**Try it:** Pull out every line of the listing below where "JSON" appears.

**Excerpted records:**
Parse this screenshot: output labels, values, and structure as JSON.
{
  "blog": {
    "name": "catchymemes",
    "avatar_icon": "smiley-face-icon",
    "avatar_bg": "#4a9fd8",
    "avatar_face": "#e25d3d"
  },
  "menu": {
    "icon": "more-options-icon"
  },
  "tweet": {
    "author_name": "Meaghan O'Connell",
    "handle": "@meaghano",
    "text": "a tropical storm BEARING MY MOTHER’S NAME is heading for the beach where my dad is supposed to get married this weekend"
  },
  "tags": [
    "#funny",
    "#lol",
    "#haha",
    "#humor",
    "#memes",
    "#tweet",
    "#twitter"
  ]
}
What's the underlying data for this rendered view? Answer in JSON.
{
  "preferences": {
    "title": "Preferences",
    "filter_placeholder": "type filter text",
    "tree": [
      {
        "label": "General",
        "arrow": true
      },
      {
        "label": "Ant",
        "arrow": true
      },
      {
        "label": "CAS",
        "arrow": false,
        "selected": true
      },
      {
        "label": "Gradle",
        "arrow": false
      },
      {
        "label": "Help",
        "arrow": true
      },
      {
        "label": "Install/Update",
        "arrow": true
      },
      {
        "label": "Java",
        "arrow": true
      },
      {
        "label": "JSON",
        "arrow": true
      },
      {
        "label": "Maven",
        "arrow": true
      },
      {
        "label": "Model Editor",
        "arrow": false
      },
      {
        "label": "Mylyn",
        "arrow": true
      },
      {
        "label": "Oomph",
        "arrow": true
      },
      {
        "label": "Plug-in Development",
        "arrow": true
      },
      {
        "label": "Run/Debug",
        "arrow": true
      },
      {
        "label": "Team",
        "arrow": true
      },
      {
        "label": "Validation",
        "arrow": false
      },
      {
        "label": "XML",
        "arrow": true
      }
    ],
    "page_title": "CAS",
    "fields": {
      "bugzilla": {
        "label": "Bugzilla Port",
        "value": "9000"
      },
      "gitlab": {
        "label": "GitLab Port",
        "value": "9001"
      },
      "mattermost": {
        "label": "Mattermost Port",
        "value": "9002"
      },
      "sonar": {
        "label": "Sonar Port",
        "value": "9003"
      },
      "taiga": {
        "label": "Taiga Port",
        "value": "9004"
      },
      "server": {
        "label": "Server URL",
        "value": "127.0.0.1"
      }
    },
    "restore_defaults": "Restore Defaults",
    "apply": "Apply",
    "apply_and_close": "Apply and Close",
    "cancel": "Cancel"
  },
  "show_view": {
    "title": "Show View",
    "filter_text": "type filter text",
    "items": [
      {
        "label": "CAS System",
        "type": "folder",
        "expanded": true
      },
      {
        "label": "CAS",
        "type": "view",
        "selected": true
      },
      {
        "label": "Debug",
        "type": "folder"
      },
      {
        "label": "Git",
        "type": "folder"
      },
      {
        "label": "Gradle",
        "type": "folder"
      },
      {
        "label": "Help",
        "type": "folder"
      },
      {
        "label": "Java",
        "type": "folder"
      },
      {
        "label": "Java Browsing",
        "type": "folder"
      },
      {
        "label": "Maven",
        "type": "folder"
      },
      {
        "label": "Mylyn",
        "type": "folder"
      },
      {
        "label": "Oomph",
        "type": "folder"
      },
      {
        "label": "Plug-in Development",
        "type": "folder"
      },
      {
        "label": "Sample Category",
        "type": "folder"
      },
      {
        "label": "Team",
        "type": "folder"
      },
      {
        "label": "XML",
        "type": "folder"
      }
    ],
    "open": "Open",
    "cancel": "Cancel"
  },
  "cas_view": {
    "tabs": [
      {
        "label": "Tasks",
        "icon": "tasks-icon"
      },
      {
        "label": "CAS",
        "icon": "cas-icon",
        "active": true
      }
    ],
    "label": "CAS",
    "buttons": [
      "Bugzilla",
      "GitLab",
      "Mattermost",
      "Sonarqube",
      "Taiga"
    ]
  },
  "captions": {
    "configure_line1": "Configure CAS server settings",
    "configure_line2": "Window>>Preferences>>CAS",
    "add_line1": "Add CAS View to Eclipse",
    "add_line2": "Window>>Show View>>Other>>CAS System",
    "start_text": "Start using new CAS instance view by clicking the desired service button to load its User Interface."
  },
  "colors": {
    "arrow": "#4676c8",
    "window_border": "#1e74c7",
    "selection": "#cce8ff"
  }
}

**Reply:**
Parse this screenshot: output labels, values, and structure as JSON.
What's the underlying data for this rendered view? Answer in JSON.
        "label": "JSON",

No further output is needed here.